make their grandmother’s family cookie recipe in the early 1990s.
December sets me thinking about the sweet smells from my mom’s kitchen on chilly Midwest winter days. Mom really didn’t like to cook, she told me in her later years, but with six kids and a husband, it went with the job. So she tied on the apron and stirred up dinner — no grumbling.
One kitchen activity she did enjoy was Christmas baking. She had cookie recipes passed down from her mother and grandmother (Irish and German) that she made with love and remembrance. She savored having her kids all around her in the kitchen, helping spread the icing and toss the sprinkles.
It was a holiday ritual that I remember fondly.
Now that mom is gone and our families have scattered around the country, making or inheriting new holiday rituals, my husband and I often find ourselves on our own, eager to mix memories of the past with experiences of today.
His family is Catholic, mine is Protestant and with friends from numerous faiths (or of no faith) and cultures, the holidays are often a colorful confetti mix of foods and activities. We’ve seen or done everything from Hanukkah lights to midnight Mass; from roast pork to the feast of the seven fishes; from candlelight caroling to long walks on the beach at sunrise.
All are part of some family’s tradition and all are worth experiencing, sharing and celebrating.
I have sampled foods from other cultures, cradled babies that do not look like me and observed the prayers of others. Each of these experiences has made my life richer.

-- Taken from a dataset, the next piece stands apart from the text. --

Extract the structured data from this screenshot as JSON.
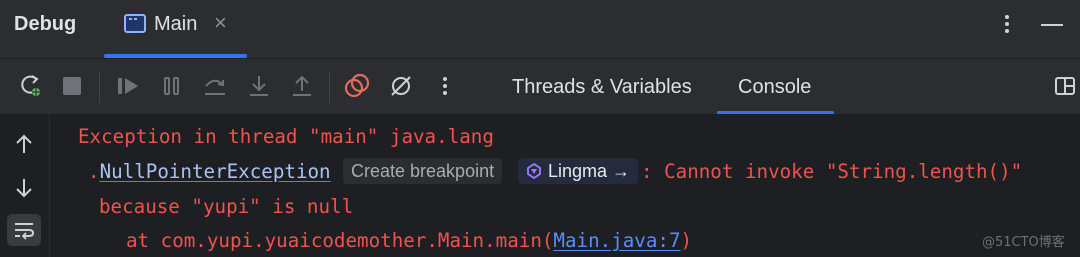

So, from all of us at The Coastal Star, we wish you a December filled with fond tradition, a wealth of new experiences and at least one cookie passed down from a recipe written long ago and frosted with love.
— Mary Kate Leming,